◆ **TASK GOAL**
In the listing below, find each line that holds the string "arrow" and copy it.

◆ **SUPPLIED MATERIAL**
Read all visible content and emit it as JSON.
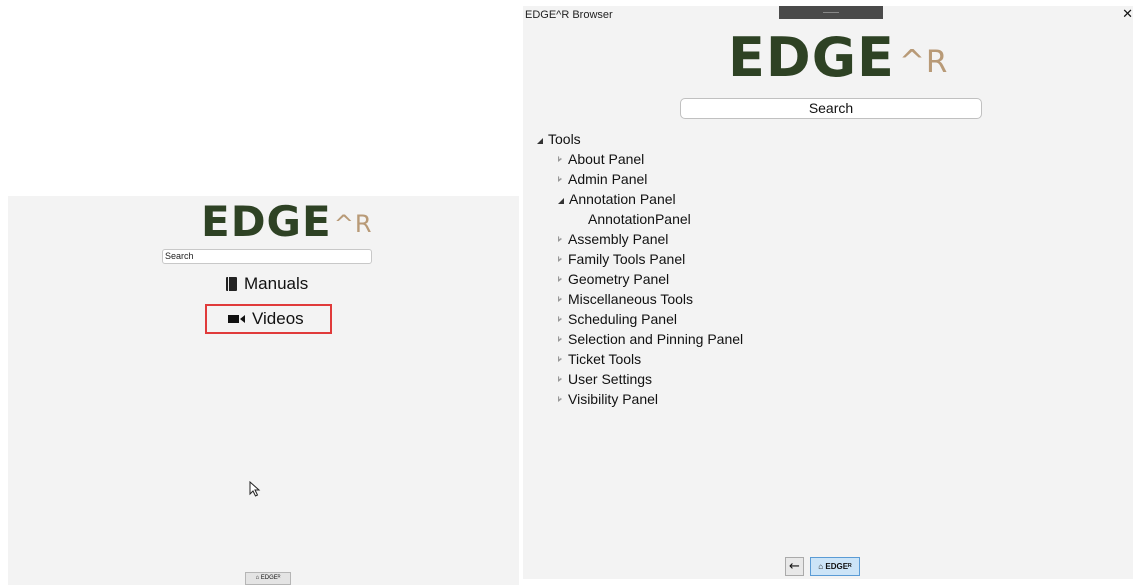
{
  "left": {
    "logo_main": "EDGE",
    "logo_sup": "^R",
    "search_text": "Search",
    "links": {
      "manuals": "Manuals",
      "videos": "Videos"
    },
    "home_button": "⌂ EDGEᴿ"
  },
  "browser": {
    "title": "EDGE^R Browser",
    "close": "✕",
    "logo_main": "EDGE",
    "logo_sup": "^R",
    "search_text": "Search",
    "tree": {
      "root": "Tools",
      "items": [
        "About Panel",
        "Admin Panel",
        "Annotation Panel",
        "Assembly Panel",
        "Family Tools Panel",
        "Geometry Panel",
        "Miscellaneous Tools",
        "Scheduling Panel",
        "Selection and Pinning Panel",
        "Ticket Tools",
        "User Settings",
        "Visibility Panel"
      ],
      "annotation_child": "AnnotationPanel"
    },
    "back_button": "←",
    "home_button": "⌂ EDGEᴿ"
  },
  "colors": {
    "logo_green": "#2e4224",
    "logo_tan": "#b89a77",
    "highlight_red": "#e03a3a",
    "home_blue": "#cce4f7"
  },
  "icons": [
    "book-icon",
    "video-camera-icon",
    "mouse-cursor-icon",
    "home-icon",
    "back-arrow-icon",
    "close-icon",
    "expand-arrow-icon",
    "collapsed-arrow-icon"
  ]
}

◆ **THE ANSWER**
    "back-arrow-icon",
    "expand-arrow-icon",
    "collapsed-arrow-icon"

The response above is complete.